Viewing fetal chromosomes requires obtaining cells from the fetus. The most common procedure is amniocentesis, first successfully performed in 1966. In amniocentesis, a needle is used to remove a sample of the amniotic fluid that surrounds the fetus. This is usually done after the fifteenth week of pregnancy. The fluid sample contains skin cells that the fetus has shed, and these are analyzed for their chromosomal content. Results from amniocentesis typically are available within two weeks. FISH is not routinely offered, but in the labs that do offer it, some preliminary information may be available more quickly than is possible with other testing procedures.

Aberrations of chromosomes 13, 18, 21, X, and Y are seen most commonly. This is not necessarily because they are affected more often, but because problems in other autosomes are so severe that development ceases long before prenatal testing can be done.

Biochemicals in the amniotic fluid can also be analyzed for signs of metabolic disorders, though this procedure is not commonly performed unless A human embryo at the blastula stage (day 6). This embryo could have been tested earlier in its formation (by in vitro fertilization) for various birth defects before being implanted into the female to develop. there is already a suspicion that one may be present. Chemical markers may also be sought for neural tube defects (NTDs), which are abnormalities in brain or fetal spinal cord development. Risk of amniocentesis causing miscarriage is about 1 in 200.

Chorionic villus sampling (CVS) can be performed earlier than FISH, from the tenth to twelfth week of pregnancy. A physician removes a small sample of the chorionic villi, reached either through the vagina or the abdominal wall. The chorionic villi are fingerlike projections of cells that form part of the placenta, which provides nutrients to the developing fetus. Because the chorionic villi originate from the fertilized ovum, their chromosomes and genes should be the same as those in fetal cells. However, in practice, sometimes a mutation affects only the chorionic villi, leading to a false positive test result, or only the fetus, leading to a false negative result. Maternal cells may also contaminate the sample. Because of these uncertainties, follow-up testing such as amniocentesis is required for clarification.
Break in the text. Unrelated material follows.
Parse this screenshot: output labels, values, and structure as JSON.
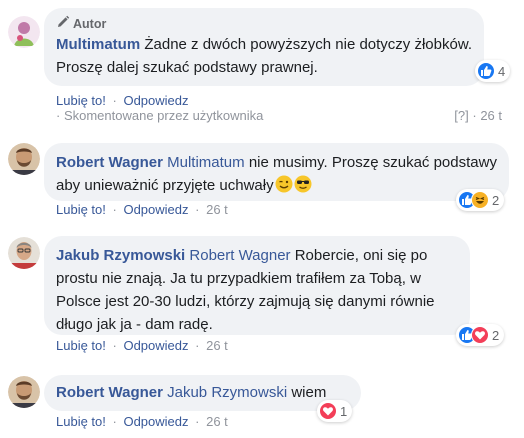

CVS has been linked to a fatal limb defect, and carries a risk of miscarriage of about 1 percent. It is typically recommended for women over the age of thirty-five, for those who have already had a child with a detectable genetic or chromosomal defect, if there is a family history of a genetic disorder, or when abnormalities are detected by ultrasound. For example, CVS is often used if there is a family history of Duchenne muscular dystrophy or Tay-Sachs disease. Unlike amniocentesis, CVS cannot detect NTDs because it does not sample biochemicals. Its advantage is that it can be performed earlier in the pregnancy.

A third technique, called fetal cell sorting, is being studied and may eventually replace amniocentesis and CVS in obtaining fetal cells. This approach isolates the rare fetal cells that enter the mother's blood stream and analyzes them for gene and chromosome abnormalities. A device called a fluorescence-activated cell sorter detects and isolates fetal cells by their different surface features compared to cells from the pregnant woman. Because fetal cell sorting requires only a blood sample from the pregnant woman, it cannot endanger the fetus.

Additional topics

Medicine EncyclopediaGenetics in Medicine - Part 3Prenatal Diagnosis - Viewing Chromosomes, Less Invasive Methods, Preimplantation Genetic Diagnosis, Genetic Counseling And The Ethics Of Prenatal Diagnosis